WORK REQUIRED ▸
The answer must repeat every record exactly, with no pictures in it.

Excerpts from an interface dataset ▸

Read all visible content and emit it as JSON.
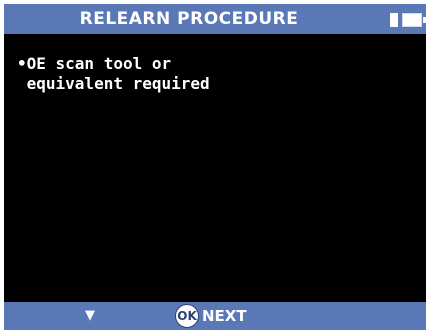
{
  "header": {
    "title": "RELEARN PROCEDURE",
    "battery_icon": "battery-icon"
  },
  "content": {
    "lines": [
      "•OE scan tool or",
      " equivalent required"
    ]
  },
  "footer": {
    "down_arrow": "▼",
    "ok_badge": "OK",
    "next_label": "NEXT"
  },
  "colors": {
    "header_bg": "#5b78b6",
    "screen_bg": "#000000",
    "text": "#ffffff"
  }
}
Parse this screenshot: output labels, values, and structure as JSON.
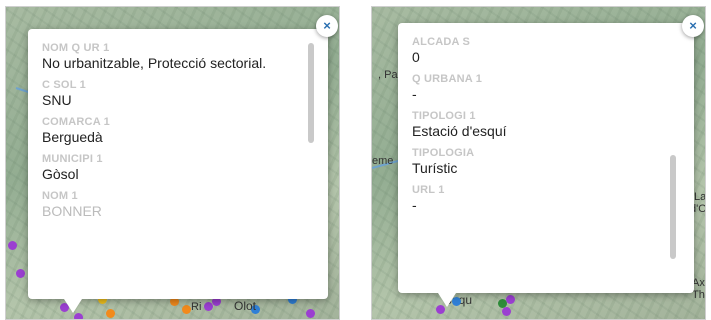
{
  "left_panel": {
    "close_symbol": "×",
    "fields": [
      {
        "label": "NOM Q UR 1",
        "value": "No urbanitzable, Protecció sectorial."
      },
      {
        "label": "C SOL 1",
        "value": "SNU"
      },
      {
        "label": "COMARCA 1",
        "value": "Berguedà"
      },
      {
        "label": "MUNICIPI 1",
        "value": "Gòsol"
      },
      {
        "label": "NOM 1",
        "value": "BONNER"
      }
    ],
    "map_labels": {
      "ripoll": "Ri",
      "olot": "Olot"
    }
  },
  "right_panel": {
    "close_symbol": "×",
    "fields": [
      {
        "label": "ALCADA S",
        "value": "0"
      },
      {
        "label": "Q URBANA 1",
        "value": "-"
      },
      {
        "label": "TIPOLOGI 1",
        "value": "Estació d'esquí"
      },
      {
        "label": "TIPOLOGIA",
        "value": "Turístic"
      },
      {
        "label": "URL 1",
        "value": "-"
      }
    ],
    "map_labels": {
      "pa": ", Pa",
      "eme": "eme",
      "baqu": "Baqu",
      "la": "La",
      "do": "d'O",
      "ax": "Ax-",
      "the": "Thè"
    }
  },
  "colors": {
    "link_blue": "#2a6fb0",
    "label_gray": "#c6c6c6",
    "dot_purple": "#9b3fd1",
    "dot_orange": "#f28a1c",
    "dot_blue": "#2f7fd6",
    "dot_green": "#2e8b3a"
  }
}
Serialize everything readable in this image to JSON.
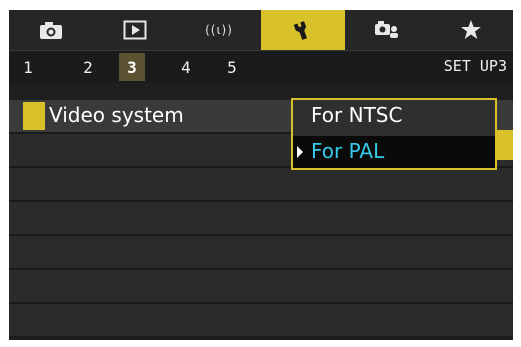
{
  "tabs": [
    {
      "icon": "camera-icon"
    },
    {
      "icon": "playback-icon"
    },
    {
      "icon": "wireless-icon",
      "label": "((ι))"
    },
    {
      "icon": "wrench-icon",
      "active": true
    },
    {
      "icon": "custom-functions-icon"
    },
    {
      "icon": "star-icon"
    }
  ],
  "pages": {
    "numbers": [
      "1",
      "2",
      "3",
      "4",
      "5"
    ],
    "active": "3",
    "title": "SET UP3"
  },
  "menu": {
    "selected_item": "Video system"
  },
  "dropdown": {
    "options": [
      "For NTSC",
      "For PAL"
    ],
    "highlighted": "For PAL"
  },
  "colors": {
    "accent": "#d9c12b",
    "highlight_text": "#36c9e8",
    "background": "#1e1e1e"
  }
}
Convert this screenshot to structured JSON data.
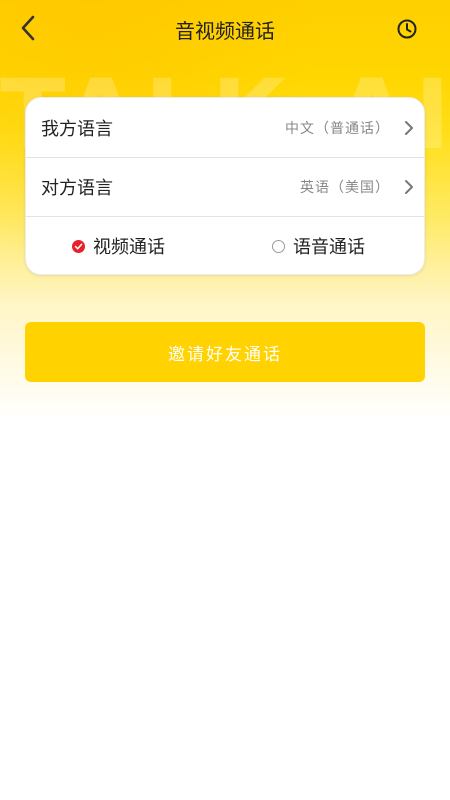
{
  "header": {
    "title": "音视频通话",
    "back_icon": "chevron-left-icon",
    "history_icon": "clock-icon"
  },
  "banner": {
    "watermark_text": "TALK·AI"
  },
  "language_card": {
    "my_language": {
      "label": "我方语言",
      "value": "中文（普通话）"
    },
    "other_language": {
      "label": "对方语言",
      "value": "英语（美国）"
    },
    "call_modes": [
      {
        "label": "视频通话",
        "selected": true
      },
      {
        "label": "语音通话",
        "selected": false
      }
    ]
  },
  "actions": {
    "invite_label": "邀请好友通话"
  },
  "colors": {
    "brand_yellow": "#ffd200",
    "selected_radio": "#e8202a",
    "text_primary": "#222222",
    "text_secondary": "#888888"
  }
}
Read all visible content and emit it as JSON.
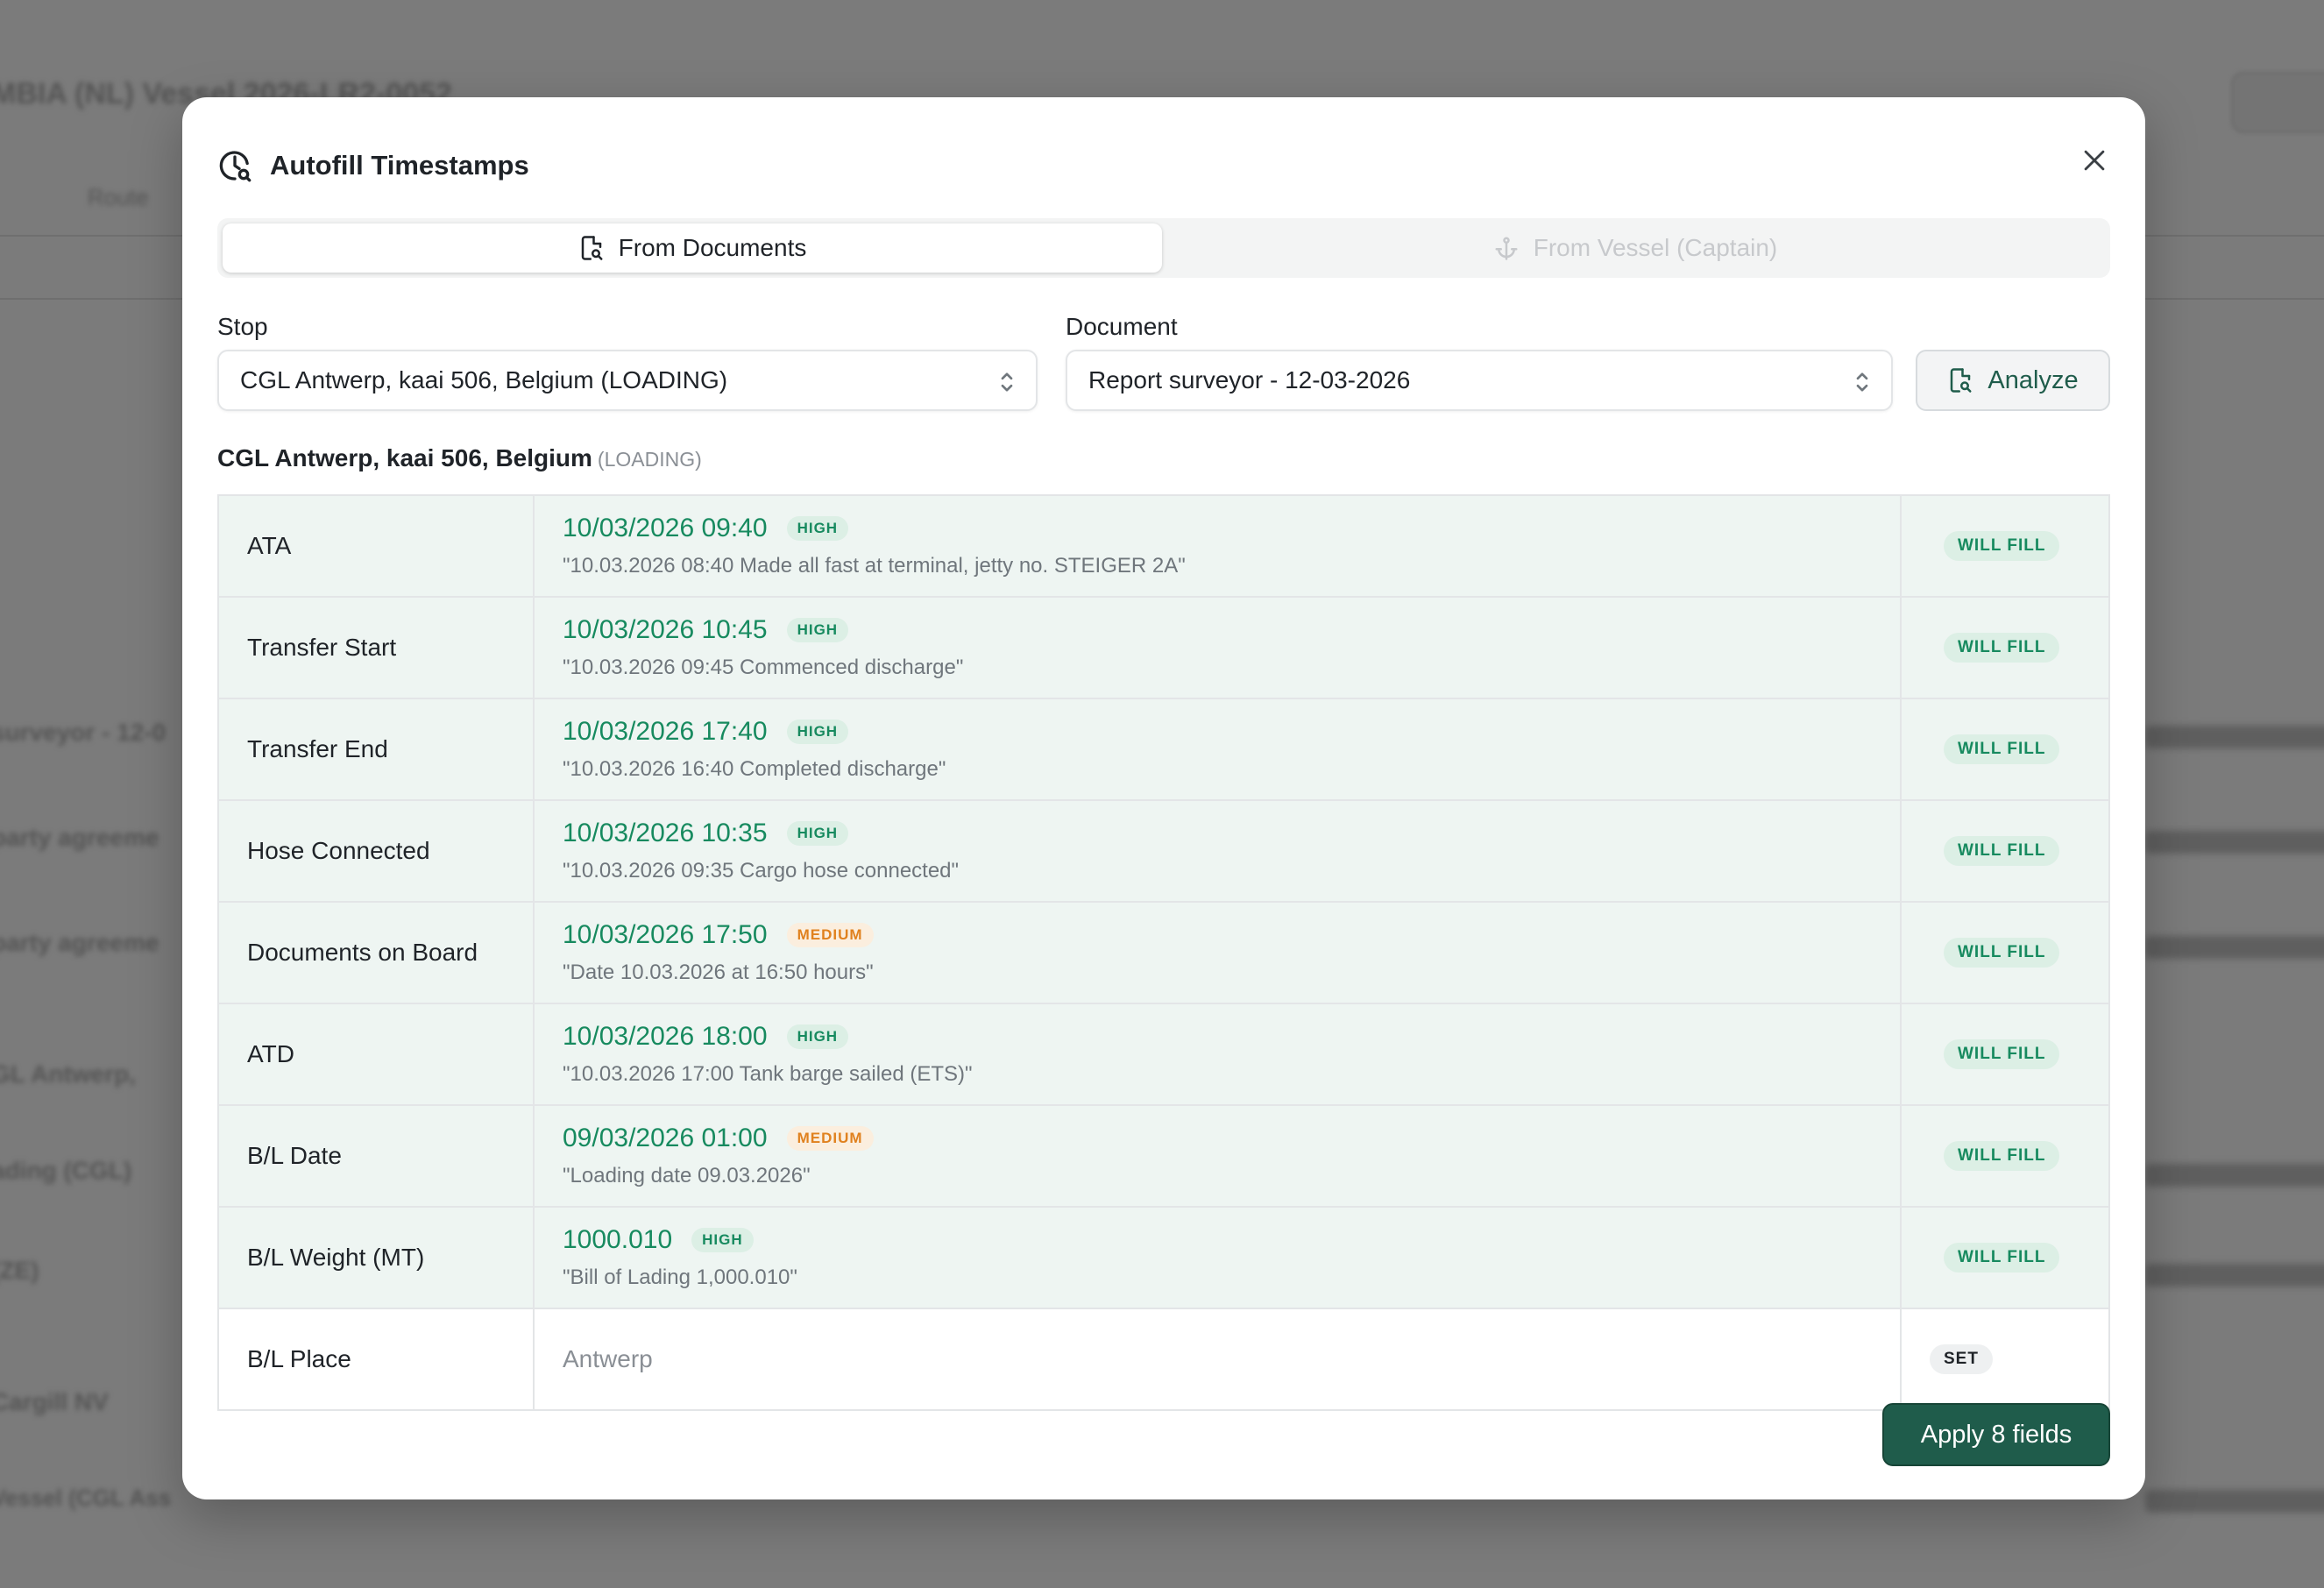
{
  "background": {
    "heading": "MBIA (NL) Vessel 2026-LR2-0052",
    "tab_label": "Route",
    "row_labels": [
      "surveyor - 12-0",
      "party agreeme",
      "party agreeme",
      "GL Antwerp,",
      "ading (CGL)",
      "(ZE)",
      "Cargill NV",
      "Vessel (CGL Ass"
    ]
  },
  "modal": {
    "title": "Autofill Timestamps",
    "title_icon": "clock-search-icon",
    "close_icon": "close-icon"
  },
  "tabs": [
    {
      "label": "From Documents",
      "icon": "document-search-icon",
      "active": true
    },
    {
      "label": "From Vessel (Captain)",
      "icon": "anchor-icon",
      "active": false
    }
  ],
  "stop": {
    "label": "Stop",
    "value": "CGL Antwerp, kaai 506, Belgium (LOADING)"
  },
  "document": {
    "label": "Document",
    "value": "Report surveyor - 12-03-2026"
  },
  "analyze": {
    "label": "Analyze",
    "icon": "document-search-icon"
  },
  "section": {
    "title": "CGL Antwerp, kaai 506, Belgium",
    "tag": "(LOADING)"
  },
  "rows": [
    {
      "label": "ATA",
      "value": "10/03/2026 09:40",
      "confidence": "HIGH",
      "quote": "\"10.03.2026 08:40 Made all fast at terminal, jetty no. STEIGER 2A\"",
      "status": "WILL FILL"
    },
    {
      "label": "Transfer Start",
      "value": "10/03/2026 10:45",
      "confidence": "HIGH",
      "quote": "\"10.03.2026 09:45 Commenced discharge\"",
      "status": "WILL FILL"
    },
    {
      "label": "Transfer End",
      "value": "10/03/2026 17:40",
      "confidence": "HIGH",
      "quote": "\"10.03.2026 16:40 Completed discharge\"",
      "status": "WILL FILL"
    },
    {
      "label": "Hose Connected",
      "value": "10/03/2026 10:35",
      "confidence": "HIGH",
      "quote": "\"10.03.2026 09:35 Cargo hose connected\"",
      "status": "WILL FILL"
    },
    {
      "label": "Documents on Board",
      "value": "10/03/2026 17:50",
      "confidence": "MEDIUM",
      "quote": "\"Date 10.03.2026 at 16:50 hours\"",
      "status": "WILL FILL"
    },
    {
      "label": "ATD",
      "value": "10/03/2026 18:00",
      "confidence": "HIGH",
      "quote": "\"10.03.2026 17:00 Tank barge sailed (ETS)\"",
      "status": "WILL FILL"
    },
    {
      "label": "B/L Date",
      "value": "09/03/2026 01:00",
      "confidence": "MEDIUM",
      "quote": "\"Loading date 09.03.2026\"",
      "status": "WILL FILL"
    },
    {
      "label": "B/L Weight (MT)",
      "value": "1000.010",
      "confidence": "HIGH",
      "quote": "\"Bill of Lading 1,000.010\"",
      "status": "WILL FILL"
    },
    {
      "label": "B/L Place",
      "value": "Antwerp",
      "status": "SET"
    }
  ],
  "apply": {
    "label": "Apply 8 fields"
  },
  "colors": {
    "accent_dark": "#1f5c4b",
    "value_green": "#178a5f",
    "row_fill_bg": "#eef5f2",
    "medium_orange": "#e0811e"
  }
}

SOLUTION TO THE PROBLEM ▸
Read all visible content and emit it as JSON.
{
  "header": {
    "title": "RELEARN PROCEDURE",
    "battery_icon": "battery-icon"
  },
  "content": {
    "lines": [
      "•OE scan tool or",
      " equivalent required"
    ]
  },
  "footer": {
    "down_arrow": "▼",
    "ok_badge": "OK",
    "next_label": "NEXT"
  },
  "colors": {
    "header_bg": "#5b78b6",
    "screen_bg": "#000000",
    "text": "#ffffff"
  }
}
Parse this screenshot: output labels, values, and structure as JSON.
{
  "left_panel": {
    "close_symbol": "×",
    "fields": [
      {
        "label": "NOM Q UR 1",
        "value": "No urbanitzable, Protecció sectorial."
      },
      {
        "label": "C SOL 1",
        "value": "SNU"
      },
      {
        "label": "COMARCA 1",
        "value": "Berguedà"
      },
      {
        "label": "MUNICIPI 1",
        "value": "Gòsol"
      },
      {
        "label": "NOM 1",
        "value": "BONNER"
      }
    ],
    "map_labels": {
      "ripoll": "Ri",
      "olot": "Olot"
    }
  },
  "right_panel": {
    "close_symbol": "×",
    "fields": [
      {
        "label": "ALCADA S",
        "value": "0"
      },
      {
        "label": "Q URBANA 1",
        "value": "-"
      },
      {
        "label": "TIPOLOGI 1",
        "value": "Estació d'esquí"
      },
      {
        "label": "TIPOLOGIA",
        "value": "Turístic"
      },
      {
        "label": "URL 1",
        "value": "-"
      }
    ],
    "map_labels": {
      "pa": ", Pa",
      "eme": "eme",
      "baqu": "Baqu",
      "la": "La",
      "do": "d'O",
      "ax": "Ax-",
      "the": "Thè"
    }
  },
  "colors": {
    "link_blue": "#2a6fb0",
    "label_gray": "#c6c6c6",
    "dot_purple": "#9b3fd1",
    "dot_orange": "#f28a1c",
    "dot_blue": "#2f7fd6",
    "dot_green": "#2e8b3a"
  }
}
Serialize everything readable in this image to JSON.
{
  "tabs": [
    {
      "icon": "camera-icon"
    },
    {
      "icon": "playback-icon"
    },
    {
      "icon": "wireless-icon",
      "label": "((ι))"
    },
    {
      "icon": "wrench-icon",
      "active": true
    },
    {
      "icon": "custom-functions-icon"
    },
    {
      "icon": "star-icon"
    }
  ],
  "pages": {
    "numbers": [
      "1",
      "2",
      "3",
      "4",
      "5"
    ],
    "active": "3",
    "title": "SET UP3"
  },
  "menu": {
    "selected_item": "Video system"
  },
  "dropdown": {
    "options": [
      "For NTSC",
      "For PAL"
    ],
    "highlighted": "For PAL"
  },
  "colors": {
    "accent": "#d9c12b",
    "highlight_text": "#36c9e8",
    "background": "#1e1e1e"
  }
}
Convert this screenshot to structured JSON data.
{
  "header": {
    "title": "音视频通话",
    "back_icon": "chevron-left-icon",
    "history_icon": "clock-icon"
  },
  "banner": {
    "watermark_text": "TALK·AI"
  },
  "language_card": {
    "my_language": {
      "label": "我方语言",
      "value": "中文（普通话）"
    },
    "other_language": {
      "label": "对方语言",
      "value": "英语（美国）"
    },
    "call_modes": [
      {
        "label": "视频通话",
        "selected": true
      },
      {
        "label": "语音通话",
        "selected": false
      }
    ]
  },
  "actions": {
    "invite_label": "邀请好友通话"
  },
  "colors": {
    "brand_yellow": "#ffd200",
    "selected_radio": "#e8202a",
    "text_primary": "#222222",
    "text_secondary": "#888888"
  }
}
Read all visible content and emit it as JSON.
{
  "background": {
    "heading": "MBIA (NL) Vessel 2026-LR2-0052",
    "tab_label": "Route",
    "row_labels": [
      "surveyor - 12-0",
      "party agreeme",
      "party agreeme",
      "GL Antwerp,",
      "ading (CGL)",
      "(ZE)",
      "Cargill NV",
      "Vessel (CGL Ass"
    ]
  },
  "modal": {
    "title": "Autofill Timestamps",
    "title_icon": "clock-search-icon",
    "close_icon": "close-icon"
  },
  "tabs": [
    {
      "label": "From Documents",
      "icon": "document-search-icon",
      "active": true
    },
    {
      "label": "From Vessel (Captain)",
      "icon": "anchor-icon",
      "active": false
    }
  ],
  "stop": {
    "label": "Stop",
    "value": "CGL Antwerp, kaai 506, Belgium (LOADING)"
  },
  "document": {
    "label": "Document",
    "value": "Report surveyor - 12-03-2026"
  },
  "analyze": {
    "label": "Analyze",
    "icon": "document-search-icon"
  },
  "section": {
    "title": "CGL Antwerp, kaai 506, Belgium",
    "tag": "(LOADING)"
  },
  "rows": [
    {
      "label": "ATA",
      "value": "10/03/2026 09:40",
      "confidence": "HIGH",
      "quote": "\"10.03.2026 08:40 Made all fast at terminal, jetty no. STEIGER 2A\"",
      "status": "WILL FILL"
    },
    {
      "label": "Transfer Start",
      "value": "10/03/2026 10:45",
      "confidence": "HIGH",
      "quote": "\"10.03.2026 09:45 Commenced discharge\"",
      "status": "WILL FILL"
    },
    {
      "label": "Transfer End",
      "value": "10/03/2026 17:40",
      "confidence": "HIGH",
      "quote": "\"10.03.2026 16:40 Completed discharge\"",
      "status": "WILL FILL"
    },
    {
      "label": "Hose Connected",
      "value": "10/03/2026 10:35",
      "confidence": "HIGH",
      "quote": "\"10.03.2026 09:35 Cargo hose connected\"",
      "status": "WILL FILL"
    },
    {
      "label": "Documents on Board",
      "value": "10/03/2026 17:50",
      "confidence": "MEDIUM",
      "quote": "\"Date 10.03.2026 at 16:50 hours\"",
      "status": "WILL FILL"
    },
    {
      "label": "ATD",
      "value": "10/03/2026 18:00",
      "confidence": "HIGH",
      "quote": "\"10.03.2026 17:00 Tank barge sailed (ETS)\"",
      "status": "WILL FILL"
    },
    {
      "label": "B/L Date",
      "value": "09/03/2026 01:00",
      "confidence": "MEDIUM",
      "quote": "\"Loading date 09.03.2026\"",
      "status": "WILL FILL"
    },
    {
      "label": "B/L Weight (MT)",
      "value": "1000.010",
      "confidence": "HIGH",
      "quote": "\"Bill of Lading 1,000.010\"",
      "status": "WILL FILL"
    },
    {
      "label": "B/L Place",
      "value": "Antwerp",
      "status": "SET"
    }
  ],
  "apply": {
    "label": "Apply 8 fields"
  },
  "colors": {
    "accent_dark": "#1f5c4b",
    "value_green": "#178a5f",
    "row_fill_bg": "#eef5f2",
    "medium_orange": "#e0811e"
  }
}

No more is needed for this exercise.